• **What this task involves**
Which lines of the entries below contain the string "zone"? Copy each one.

### Supplied records ###

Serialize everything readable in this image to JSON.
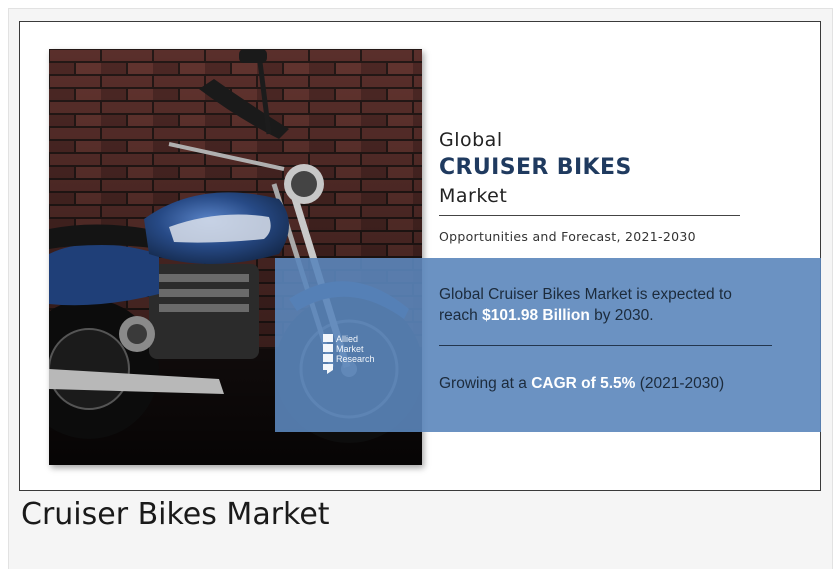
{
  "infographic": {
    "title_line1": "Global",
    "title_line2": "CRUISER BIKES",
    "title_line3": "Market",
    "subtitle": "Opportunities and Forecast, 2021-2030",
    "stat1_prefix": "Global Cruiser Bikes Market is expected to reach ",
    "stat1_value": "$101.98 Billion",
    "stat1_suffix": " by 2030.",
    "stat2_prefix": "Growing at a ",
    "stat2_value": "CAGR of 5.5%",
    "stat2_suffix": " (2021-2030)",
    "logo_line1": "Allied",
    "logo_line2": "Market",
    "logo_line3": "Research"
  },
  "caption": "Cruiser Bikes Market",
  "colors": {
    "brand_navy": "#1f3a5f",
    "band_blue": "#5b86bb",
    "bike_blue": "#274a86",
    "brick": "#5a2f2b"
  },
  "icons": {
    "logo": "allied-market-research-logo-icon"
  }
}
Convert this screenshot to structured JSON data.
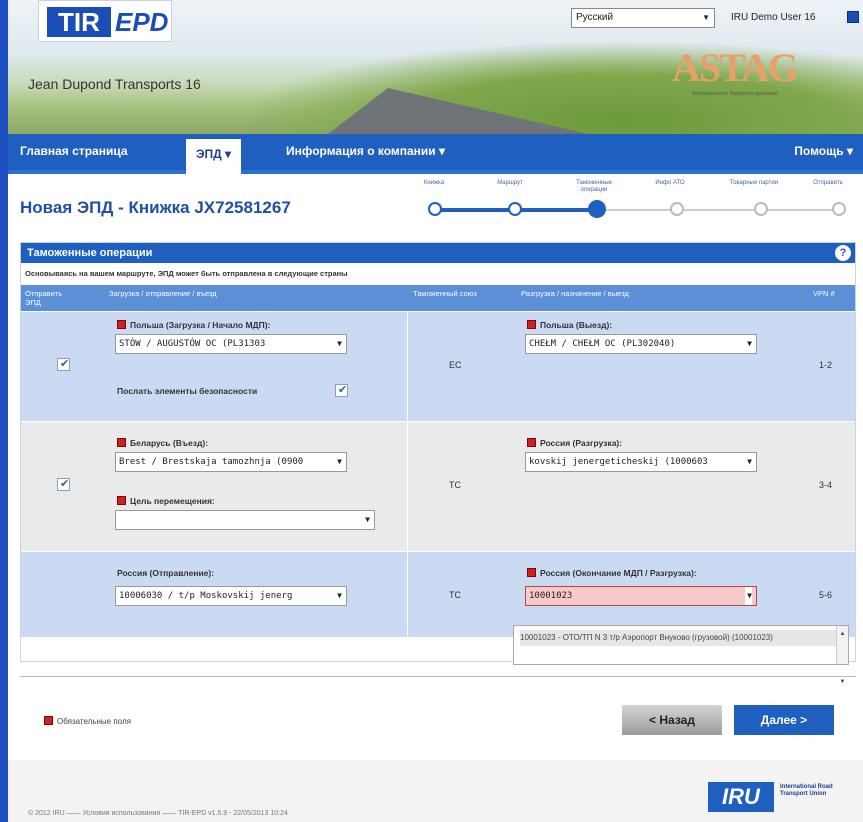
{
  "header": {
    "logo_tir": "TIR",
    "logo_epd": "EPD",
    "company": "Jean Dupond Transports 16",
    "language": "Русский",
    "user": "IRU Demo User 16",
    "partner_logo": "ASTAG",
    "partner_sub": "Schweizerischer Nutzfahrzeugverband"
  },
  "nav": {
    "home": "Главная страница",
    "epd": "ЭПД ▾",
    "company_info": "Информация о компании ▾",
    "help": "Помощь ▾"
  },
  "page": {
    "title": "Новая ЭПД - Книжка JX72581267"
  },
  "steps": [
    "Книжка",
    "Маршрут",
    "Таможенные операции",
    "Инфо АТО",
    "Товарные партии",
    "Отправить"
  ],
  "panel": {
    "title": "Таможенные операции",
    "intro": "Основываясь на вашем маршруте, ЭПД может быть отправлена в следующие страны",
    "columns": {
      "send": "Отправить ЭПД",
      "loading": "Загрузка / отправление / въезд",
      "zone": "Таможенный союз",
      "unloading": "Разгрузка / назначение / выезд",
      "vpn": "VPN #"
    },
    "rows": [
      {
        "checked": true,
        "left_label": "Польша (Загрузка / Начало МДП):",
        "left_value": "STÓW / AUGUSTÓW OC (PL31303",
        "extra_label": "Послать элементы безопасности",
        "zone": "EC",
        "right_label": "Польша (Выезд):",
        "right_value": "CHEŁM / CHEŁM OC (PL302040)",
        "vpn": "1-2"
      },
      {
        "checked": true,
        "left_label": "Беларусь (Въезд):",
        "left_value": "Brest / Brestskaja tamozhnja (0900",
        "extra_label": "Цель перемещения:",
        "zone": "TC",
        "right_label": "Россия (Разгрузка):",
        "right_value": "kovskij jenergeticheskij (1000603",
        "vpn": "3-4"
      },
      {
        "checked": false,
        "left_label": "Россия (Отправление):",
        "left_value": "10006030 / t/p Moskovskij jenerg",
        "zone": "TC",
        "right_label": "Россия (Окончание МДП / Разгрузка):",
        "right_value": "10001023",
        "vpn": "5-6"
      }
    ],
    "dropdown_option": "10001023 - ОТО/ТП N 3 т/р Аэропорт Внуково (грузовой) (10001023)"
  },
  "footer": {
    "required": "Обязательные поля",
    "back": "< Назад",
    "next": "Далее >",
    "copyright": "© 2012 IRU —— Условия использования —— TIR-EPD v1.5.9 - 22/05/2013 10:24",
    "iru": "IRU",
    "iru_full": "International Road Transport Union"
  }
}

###

• **Task result**
      "zone": "Таможенный союз",
        "zone": "EC",
        "zone": "TC",
        "zone": "TC",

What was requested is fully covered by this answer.